The company’s engineers have tested the e-Golf’s battery pack in places like Death Valley and Arizona, as well as cold-weather climates, and found no dramatic impacts on performance. VW’s Darryll Harrison recently told AutoblogGreen that the Panasonic lithium nickel manganese cobalt oxide cells used in the e-Golf had “the lowest self-warming tendency and the lowest memory effect of all cells tested. The need for a cooling system wasn’t there.”
Of course, this doesn’t mean that VW has given no thought to temperature issues. The company says it has developed a Battery Management Unit with an intelligent thermal control that allows the pack to remain within an optimal temperature window, and that waste heat is quickly directed into the chassis, away from the battery.
VW’s engineering goal for the e-Golf was to develop a highly efficient system, as opposed to one that focused on charge time or capacity. The e-Golf’s cells are designed for “gentle” charge and discharge, which helps to reduce heat, compared to cells designed for rapid charging. The lack of a cooling system also translates into weight savings.
On the other hand, the VW GTE plug-in hybrid (which debuted in February in Geneva, but won’t be sold in the US) does have a liquid-cooling system.
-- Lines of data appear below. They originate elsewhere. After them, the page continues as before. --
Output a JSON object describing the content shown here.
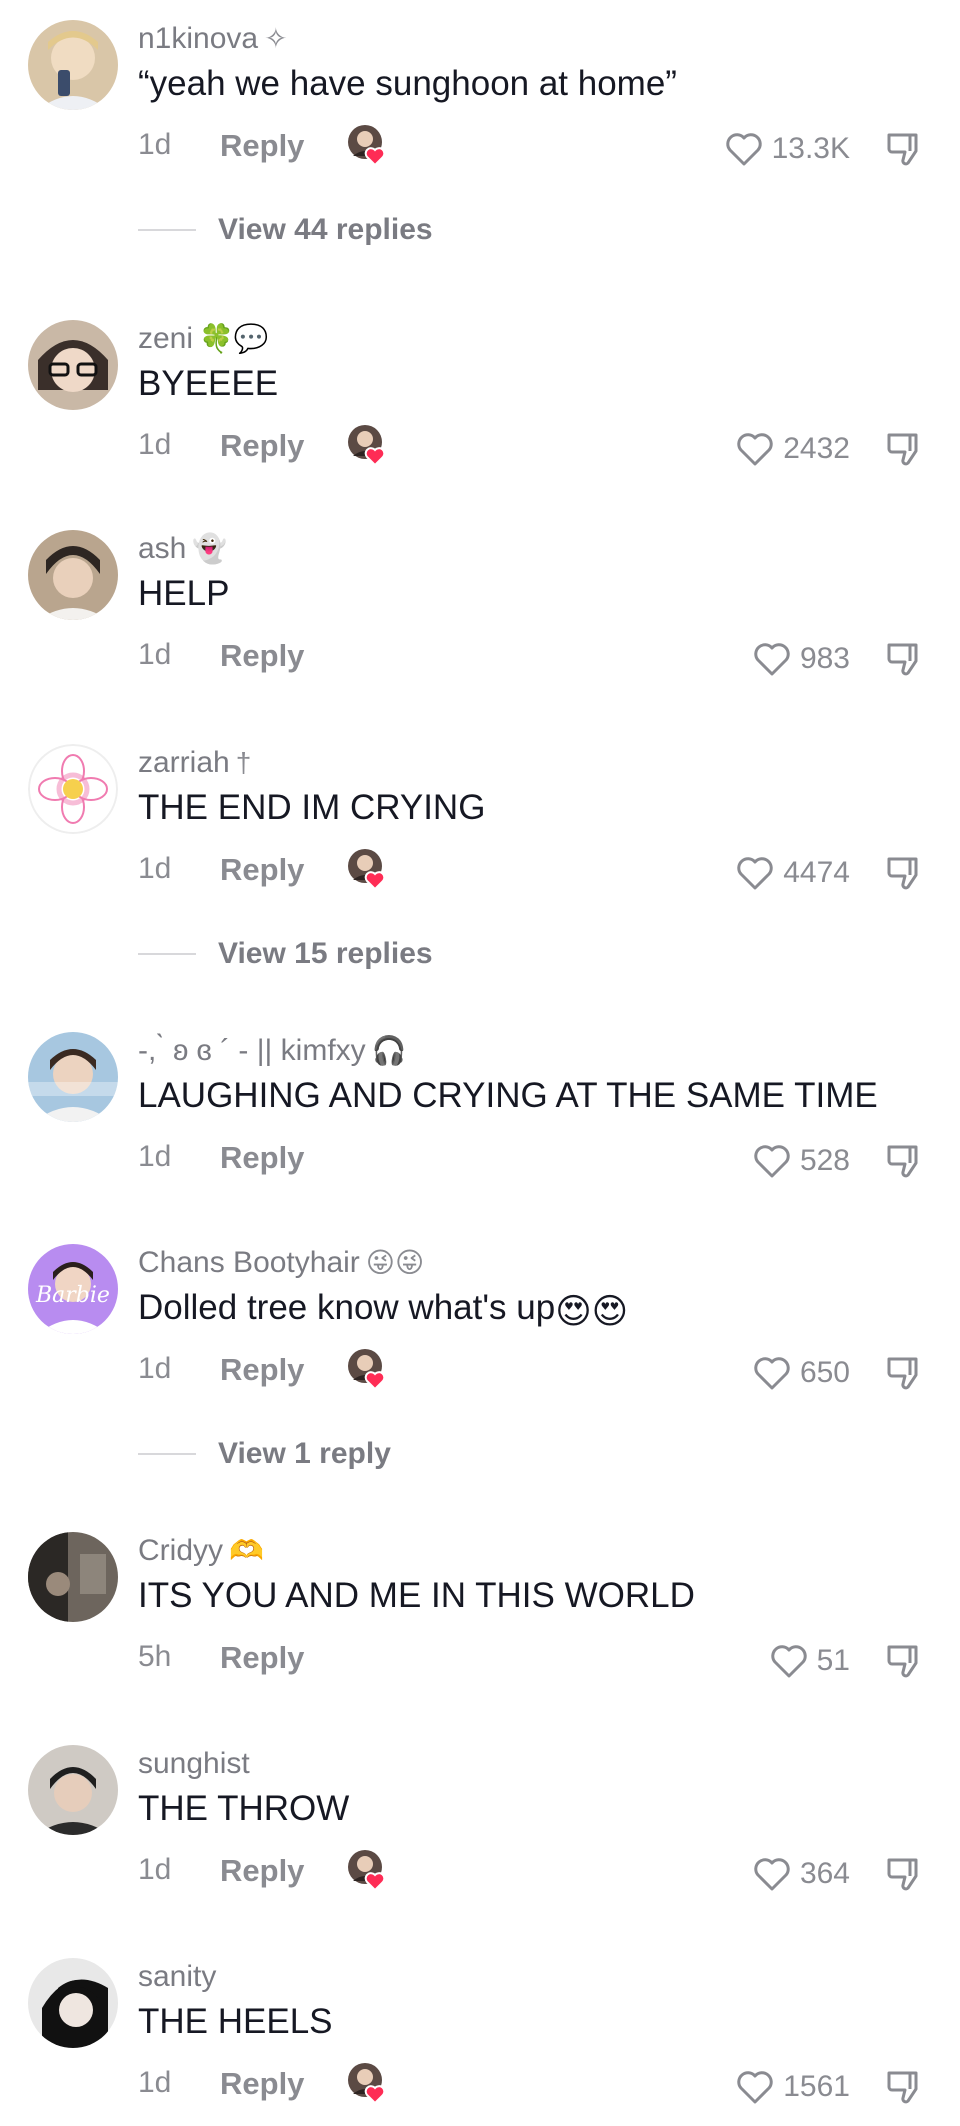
{
  "comments": [
    {
      "username": "n1kinova",
      "user_deco": "✧",
      "text": "“yeah we have sunghoon at home”",
      "time": "1d",
      "reply": "Reply",
      "creator_liked": true,
      "likes": "13.3K",
      "view_replies": "View 44 replies",
      "avatar_colors": [
        "#d9c6a8",
        "#3b4c6b"
      ]
    },
    {
      "username": "zeni",
      "user_deco": "🍀💬",
      "text": "BYEEEE",
      "time": "1d",
      "reply": "Reply",
      "creator_liked": true,
      "likes": "2432",
      "avatar_colors": [
        "#c9b8a6",
        "#2b2b2b"
      ]
    },
    {
      "username": "ash",
      "user_deco": "👻",
      "text": "HELP",
      "time": "1d",
      "reply": "Reply",
      "creator_liked": false,
      "likes": "983",
      "avatar_colors": [
        "#b9a58e",
        "#2d2622"
      ]
    },
    {
      "username": "zarriah",
      "user_deco": "†",
      "text": "THE END IM CRYING",
      "time": "1d",
      "reply": "Reply",
      "creator_liked": true,
      "likes": "4474",
      "view_replies": "View 15 replies",
      "avatar_colors": [
        "#ffffff",
        "#f07bb0"
      ]
    },
    {
      "username": "-, ̀ ʚ ɞ ´ -  || kimfxy",
      "user_deco": "🎧",
      "text": "LAUGHING AND CRYING AT THE SAME TIME",
      "time": "1d",
      "reply": "Reply",
      "creator_liked": false,
      "likes": "528",
      "avatar_colors": [
        "#a7c7e0",
        "#3a2a22"
      ]
    },
    {
      "username": "Chans Bootyhair",
      "user_deco": "😜😜",
      "text": "Dolled tree know what's up",
      "text_emoji": "😍😍",
      "time": "1d",
      "reply": "Reply",
      "creator_liked": true,
      "likes": "650",
      "view_replies": "View 1 reply",
      "avatar_colors": [
        "#b88cf0",
        "#ffffff"
      ]
    },
    {
      "username": "Cridyy",
      "user_deco": "🫶",
      "text": "ITS YOU AND ME IN THIS WORLD",
      "time": "5h",
      "reply": "Reply",
      "creator_liked": false,
      "likes": "51",
      "avatar_colors": [
        "#6d655d",
        "#2b2825"
      ]
    },
    {
      "username": "sunghist",
      "user_deco": "",
      "text": "THE THROW",
      "time": "1d",
      "reply": "Reply",
      "creator_liked": true,
      "likes": "364",
      "avatar_colors": [
        "#cfcac4",
        "#1f1f1f"
      ]
    },
    {
      "username": "sanity",
      "user_deco": "",
      "text": "THE HEELS",
      "time": "1d",
      "reply": "Reply",
      "creator_liked": true,
      "likes": "1561",
      "avatar_colors": [
        "#e8e8e8",
        "#111111"
      ]
    }
  ],
  "colors": {
    "text": "#161823",
    "muted": "#8a8b91",
    "heart_red": "#fe2c55"
  },
  "icons": {
    "like": "heart-outline-icon",
    "dislike": "thumbs-down-icon",
    "creator_liked": "creator-liked-heart-icon"
  }
}
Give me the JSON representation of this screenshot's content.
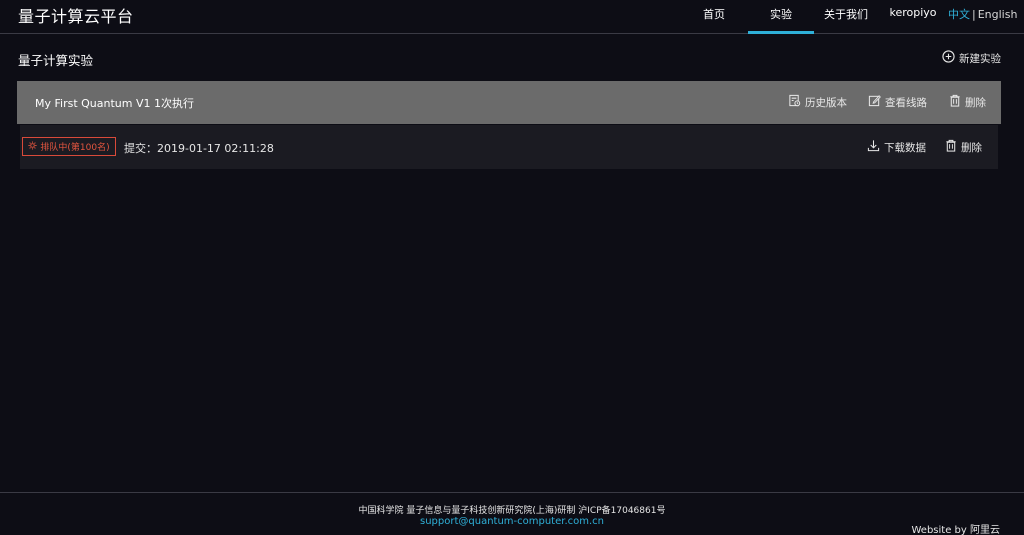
{
  "header": {
    "brand": "量子计算云平台",
    "nav": {
      "home": "首页",
      "experiment": "实验",
      "about": "关于我们",
      "user": "keropiyo"
    },
    "lang": {
      "zh": "中文",
      "separator": "|",
      "en": "English"
    }
  },
  "page": {
    "title": "量子计算实验",
    "new_experiment": "新建实验"
  },
  "experiment": {
    "name": "My First Quantum V1 1次执行",
    "actions": {
      "history": "历史版本",
      "view_circuit": "查看线路",
      "delete": "删除"
    },
    "run": {
      "status": "排队中(第100名)",
      "submitted": "提交：2019-01-17 02:11:28",
      "actions": {
        "download": "下载数据",
        "delete": "删除"
      }
    }
  },
  "footer": {
    "line1": "中国科学院 量子信息与量子科技创新研究院(上海)研制 沪ICP备17046861号",
    "email": "support@quantum-computer.com.cn",
    "credit": "Website by 阿里云"
  },
  "colors": {
    "accent": "#2fb0d8",
    "status_red": "#e3553f",
    "background": "#0d0d15",
    "bar_gray": "#6b6b6b"
  },
  "icons": [
    "plus-circle-icon",
    "history-icon",
    "edit-icon",
    "trash-icon",
    "gear-icon",
    "download-icon"
  ]
}
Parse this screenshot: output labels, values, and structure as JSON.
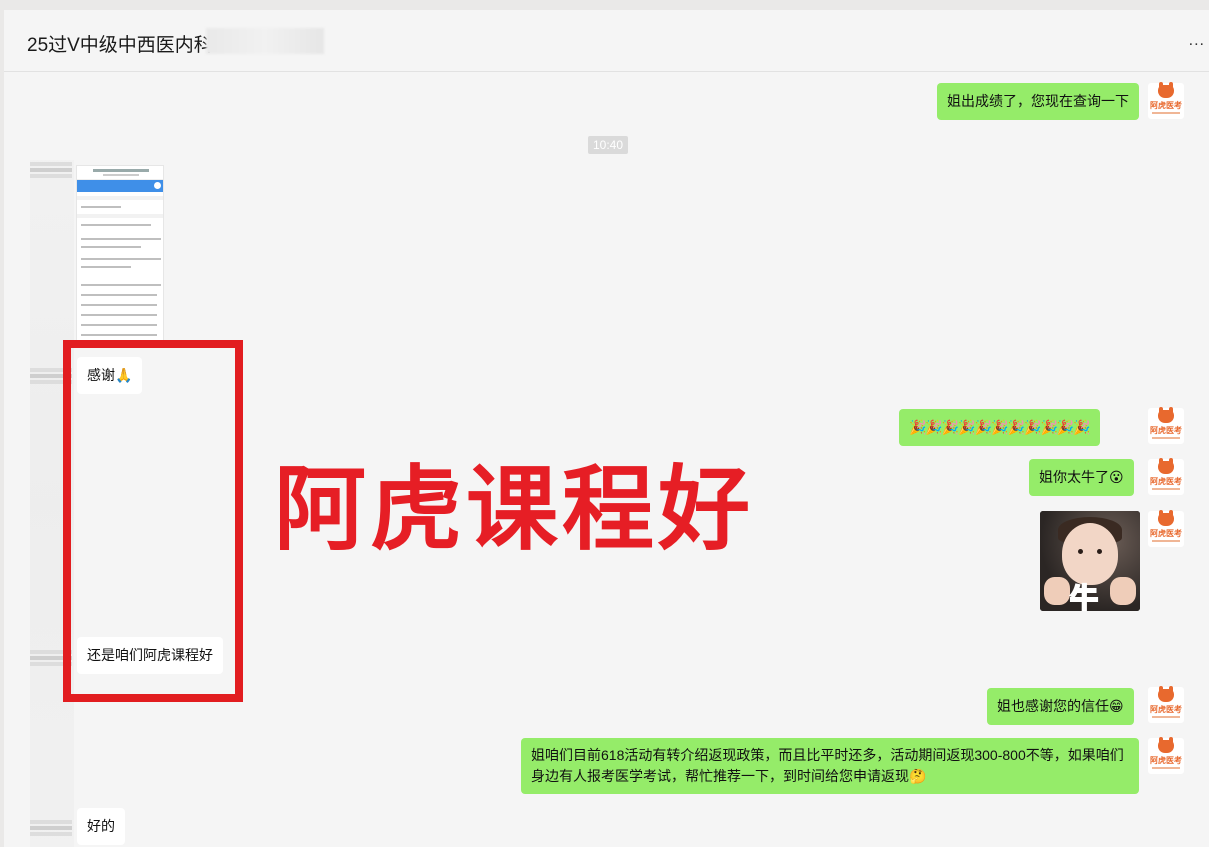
{
  "header": {
    "title": "25过V中级中西医内科",
    "more_label": "..."
  },
  "time_divider": "10:40",
  "avatars": {
    "me_brand": "阿虎医考"
  },
  "messages": [
    {
      "from": "me",
      "text": "姐出成绩了，您现在查询一下"
    },
    {
      "from": "them",
      "text": "感谢🙏"
    },
    {
      "from": "me",
      "text": "🎉🎉🎉🎉🎉🎉🎉🎉🎉🎉🎉"
    },
    {
      "from": "me",
      "text": "姐你太牛了😮"
    },
    {
      "from": "them",
      "text": "还是咱们阿虎课程好"
    },
    {
      "from": "me",
      "text": "姐也感谢您的信任😁"
    },
    {
      "from": "me",
      "text": "姐咱们目前618活动有转介绍返现政策，而且比平时还多，活动期间返现300-800不等，如果咱们身边有人报考医学考试，帮忙推荐一下，到时间给您申请返现🤔"
    },
    {
      "from": "them",
      "text": "好的"
    }
  ],
  "image_message": {
    "sticker_text": "牛"
  },
  "overlay": {
    "caption": "阿虎课程好"
  }
}
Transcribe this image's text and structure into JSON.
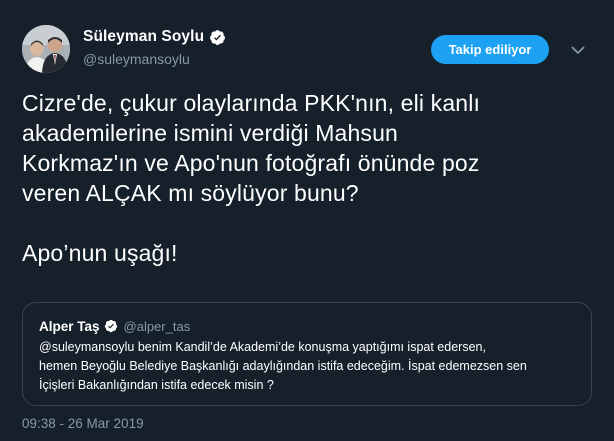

According to Harrison, that’s because, whereas the e-Golf is designed to be efficient above all, the GTE is a plug-in version of the sporty GTI, and it will be tuned for performance.
(Headline updated 4/4/2014 19:00 EDT: “active cooling system” changed to “liquid cooling system.” Hat tip to Ule Amra)
Source: VW, AutoblogGreen